Influenza

Influenza, commonly known as the flu, is a respiratory infection caused by an influenza virus. The flu virus enters your body when you breathe in air containing infected droplets, usually generated by someone else's coughing or sneezing. Outbreaks occur nearly every winter, and vary in severity depending on that year's strain of the influenza virus. If you are like most people, you have had the flu at some point in your life. You may have felt awful for a week or so, but you got over it. Some people, though, develop serious complications such as pneumonia. Some even die from the flu. Those most at risk for complications include infants, people over age 60, and those with heart disease, lung disease, or chronic diseases that weaken the immune system, such as diabetes. The influenza virus can cause severe pneumonia. It can also weaken the lungs, allowing harmful bacteria to take over and cause bacterial pneumonia. This can happen even to healthy young adults. More »

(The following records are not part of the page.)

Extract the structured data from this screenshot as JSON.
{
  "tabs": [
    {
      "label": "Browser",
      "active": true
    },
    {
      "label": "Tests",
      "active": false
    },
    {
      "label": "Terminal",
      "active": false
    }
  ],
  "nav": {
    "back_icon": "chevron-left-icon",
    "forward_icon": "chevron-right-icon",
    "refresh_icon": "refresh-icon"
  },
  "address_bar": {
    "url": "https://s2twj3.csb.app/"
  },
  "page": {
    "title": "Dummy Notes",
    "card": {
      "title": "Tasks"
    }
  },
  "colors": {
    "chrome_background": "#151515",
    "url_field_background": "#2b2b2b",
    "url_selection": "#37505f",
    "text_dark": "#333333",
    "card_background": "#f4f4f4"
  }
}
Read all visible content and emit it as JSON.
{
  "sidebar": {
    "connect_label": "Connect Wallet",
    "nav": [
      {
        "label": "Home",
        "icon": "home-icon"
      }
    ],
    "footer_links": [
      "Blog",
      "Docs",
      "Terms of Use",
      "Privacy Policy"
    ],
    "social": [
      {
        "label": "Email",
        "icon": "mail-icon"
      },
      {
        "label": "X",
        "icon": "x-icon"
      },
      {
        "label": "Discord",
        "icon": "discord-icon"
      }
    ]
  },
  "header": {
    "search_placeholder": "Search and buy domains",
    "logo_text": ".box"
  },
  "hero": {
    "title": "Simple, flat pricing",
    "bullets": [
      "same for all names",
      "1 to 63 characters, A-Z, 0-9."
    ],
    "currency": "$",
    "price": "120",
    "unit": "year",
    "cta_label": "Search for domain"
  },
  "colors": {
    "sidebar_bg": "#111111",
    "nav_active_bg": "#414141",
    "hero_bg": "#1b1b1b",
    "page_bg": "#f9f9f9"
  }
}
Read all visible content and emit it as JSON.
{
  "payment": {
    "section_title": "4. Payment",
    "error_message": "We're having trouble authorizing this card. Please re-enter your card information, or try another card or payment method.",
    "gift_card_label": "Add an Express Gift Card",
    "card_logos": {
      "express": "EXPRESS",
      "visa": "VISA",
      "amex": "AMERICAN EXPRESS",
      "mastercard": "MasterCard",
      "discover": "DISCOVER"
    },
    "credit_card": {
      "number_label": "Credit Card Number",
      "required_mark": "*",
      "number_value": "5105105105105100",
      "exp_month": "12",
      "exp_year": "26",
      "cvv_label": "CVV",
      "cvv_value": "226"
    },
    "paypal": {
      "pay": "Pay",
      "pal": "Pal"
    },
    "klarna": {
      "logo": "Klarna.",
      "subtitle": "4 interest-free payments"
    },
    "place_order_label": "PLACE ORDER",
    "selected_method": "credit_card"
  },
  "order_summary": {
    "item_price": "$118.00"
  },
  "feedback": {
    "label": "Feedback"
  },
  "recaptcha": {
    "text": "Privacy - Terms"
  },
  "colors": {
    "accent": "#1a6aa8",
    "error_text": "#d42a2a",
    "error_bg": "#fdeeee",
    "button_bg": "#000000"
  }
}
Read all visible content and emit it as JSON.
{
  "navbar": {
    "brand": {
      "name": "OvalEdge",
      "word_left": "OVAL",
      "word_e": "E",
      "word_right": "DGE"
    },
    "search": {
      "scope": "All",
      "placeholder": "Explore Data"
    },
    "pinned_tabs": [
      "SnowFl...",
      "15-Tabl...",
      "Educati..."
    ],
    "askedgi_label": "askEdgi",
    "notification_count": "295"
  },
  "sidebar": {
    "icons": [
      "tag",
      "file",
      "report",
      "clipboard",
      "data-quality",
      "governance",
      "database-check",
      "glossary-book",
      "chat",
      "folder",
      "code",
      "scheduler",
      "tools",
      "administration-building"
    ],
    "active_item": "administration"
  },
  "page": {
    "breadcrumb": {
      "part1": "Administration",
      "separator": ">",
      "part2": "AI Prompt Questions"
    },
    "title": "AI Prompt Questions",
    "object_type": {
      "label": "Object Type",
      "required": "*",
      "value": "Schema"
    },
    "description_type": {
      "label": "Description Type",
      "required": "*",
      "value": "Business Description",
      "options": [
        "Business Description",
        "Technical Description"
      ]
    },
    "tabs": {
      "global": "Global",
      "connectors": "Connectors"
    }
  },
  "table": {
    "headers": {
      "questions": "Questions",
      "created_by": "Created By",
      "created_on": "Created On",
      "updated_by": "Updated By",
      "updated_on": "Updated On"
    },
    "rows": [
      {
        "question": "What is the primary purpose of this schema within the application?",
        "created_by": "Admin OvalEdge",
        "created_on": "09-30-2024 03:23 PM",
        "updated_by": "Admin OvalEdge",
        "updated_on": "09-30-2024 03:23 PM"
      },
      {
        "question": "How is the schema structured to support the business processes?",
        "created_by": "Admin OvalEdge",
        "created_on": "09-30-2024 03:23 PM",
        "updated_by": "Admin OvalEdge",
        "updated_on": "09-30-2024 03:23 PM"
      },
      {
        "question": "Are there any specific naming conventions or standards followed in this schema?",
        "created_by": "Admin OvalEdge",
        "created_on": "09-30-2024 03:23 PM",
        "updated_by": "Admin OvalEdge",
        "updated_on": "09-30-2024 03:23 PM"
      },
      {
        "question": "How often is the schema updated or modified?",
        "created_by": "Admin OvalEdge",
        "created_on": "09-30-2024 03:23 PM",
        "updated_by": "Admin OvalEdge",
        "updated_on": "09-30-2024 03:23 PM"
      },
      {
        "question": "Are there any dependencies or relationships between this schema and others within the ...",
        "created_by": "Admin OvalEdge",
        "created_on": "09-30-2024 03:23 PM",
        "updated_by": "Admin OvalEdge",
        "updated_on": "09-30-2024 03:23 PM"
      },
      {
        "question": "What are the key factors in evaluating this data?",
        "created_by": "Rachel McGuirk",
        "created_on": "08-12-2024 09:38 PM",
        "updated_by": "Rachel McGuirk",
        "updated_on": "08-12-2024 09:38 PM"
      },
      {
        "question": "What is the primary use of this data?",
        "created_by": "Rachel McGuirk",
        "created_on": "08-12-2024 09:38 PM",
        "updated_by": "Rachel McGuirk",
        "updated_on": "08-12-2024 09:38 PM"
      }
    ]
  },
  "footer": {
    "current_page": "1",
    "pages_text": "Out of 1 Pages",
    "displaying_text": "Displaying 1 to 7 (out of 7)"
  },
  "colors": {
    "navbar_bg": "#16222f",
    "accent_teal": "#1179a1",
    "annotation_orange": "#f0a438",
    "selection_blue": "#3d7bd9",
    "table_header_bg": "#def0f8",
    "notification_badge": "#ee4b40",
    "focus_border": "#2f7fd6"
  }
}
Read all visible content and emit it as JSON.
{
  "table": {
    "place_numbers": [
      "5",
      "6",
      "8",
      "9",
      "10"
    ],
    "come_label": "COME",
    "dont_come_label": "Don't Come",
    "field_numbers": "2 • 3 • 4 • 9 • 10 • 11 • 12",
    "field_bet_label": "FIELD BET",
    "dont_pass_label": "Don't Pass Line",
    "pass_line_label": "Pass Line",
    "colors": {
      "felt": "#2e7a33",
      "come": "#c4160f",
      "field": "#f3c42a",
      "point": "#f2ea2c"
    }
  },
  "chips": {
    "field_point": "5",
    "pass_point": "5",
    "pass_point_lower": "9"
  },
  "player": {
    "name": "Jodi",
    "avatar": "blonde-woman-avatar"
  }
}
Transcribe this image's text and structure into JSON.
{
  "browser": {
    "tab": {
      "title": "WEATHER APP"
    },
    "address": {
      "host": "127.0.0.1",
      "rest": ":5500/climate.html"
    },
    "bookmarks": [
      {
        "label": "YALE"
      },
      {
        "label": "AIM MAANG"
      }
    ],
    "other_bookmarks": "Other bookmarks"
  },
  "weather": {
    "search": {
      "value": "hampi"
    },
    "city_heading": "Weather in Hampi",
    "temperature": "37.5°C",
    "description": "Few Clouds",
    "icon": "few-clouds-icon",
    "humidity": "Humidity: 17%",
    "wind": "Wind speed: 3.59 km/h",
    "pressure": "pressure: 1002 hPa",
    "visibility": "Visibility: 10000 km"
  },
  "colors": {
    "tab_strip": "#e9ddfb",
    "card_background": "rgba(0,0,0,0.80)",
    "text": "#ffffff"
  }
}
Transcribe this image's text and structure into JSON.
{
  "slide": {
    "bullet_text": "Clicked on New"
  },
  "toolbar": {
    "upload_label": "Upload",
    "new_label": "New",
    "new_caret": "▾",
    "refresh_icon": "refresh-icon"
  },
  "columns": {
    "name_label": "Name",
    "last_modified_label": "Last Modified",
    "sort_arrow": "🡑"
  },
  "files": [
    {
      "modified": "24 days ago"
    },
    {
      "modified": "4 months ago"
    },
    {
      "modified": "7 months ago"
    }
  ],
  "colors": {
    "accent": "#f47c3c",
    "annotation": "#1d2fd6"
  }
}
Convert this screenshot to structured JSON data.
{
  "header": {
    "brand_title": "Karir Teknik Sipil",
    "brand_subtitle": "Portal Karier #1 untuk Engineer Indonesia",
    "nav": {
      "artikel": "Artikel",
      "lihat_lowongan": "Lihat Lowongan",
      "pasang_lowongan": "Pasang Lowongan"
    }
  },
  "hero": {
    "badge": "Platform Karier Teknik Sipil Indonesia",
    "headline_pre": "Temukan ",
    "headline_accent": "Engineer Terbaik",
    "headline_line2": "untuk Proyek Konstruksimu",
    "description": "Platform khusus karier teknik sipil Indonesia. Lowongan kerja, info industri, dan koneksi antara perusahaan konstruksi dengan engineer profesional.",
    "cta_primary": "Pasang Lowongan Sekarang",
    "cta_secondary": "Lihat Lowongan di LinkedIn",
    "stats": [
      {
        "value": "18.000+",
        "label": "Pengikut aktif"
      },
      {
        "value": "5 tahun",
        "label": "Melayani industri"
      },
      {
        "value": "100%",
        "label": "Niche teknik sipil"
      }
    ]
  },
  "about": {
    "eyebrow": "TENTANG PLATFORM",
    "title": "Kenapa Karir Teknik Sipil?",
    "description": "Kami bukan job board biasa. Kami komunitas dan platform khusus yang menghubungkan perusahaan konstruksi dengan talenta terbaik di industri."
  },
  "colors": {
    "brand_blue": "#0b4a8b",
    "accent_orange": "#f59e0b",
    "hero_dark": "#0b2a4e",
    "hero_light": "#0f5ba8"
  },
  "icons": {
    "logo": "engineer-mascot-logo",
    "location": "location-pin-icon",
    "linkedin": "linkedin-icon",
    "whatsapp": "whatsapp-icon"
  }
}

10 Flu Myths

The flu is a good example of how medical myths can get in the way of good medical care. When it's flu season, take the necessary steps to stay healthy. That includes separating fact from myth. More »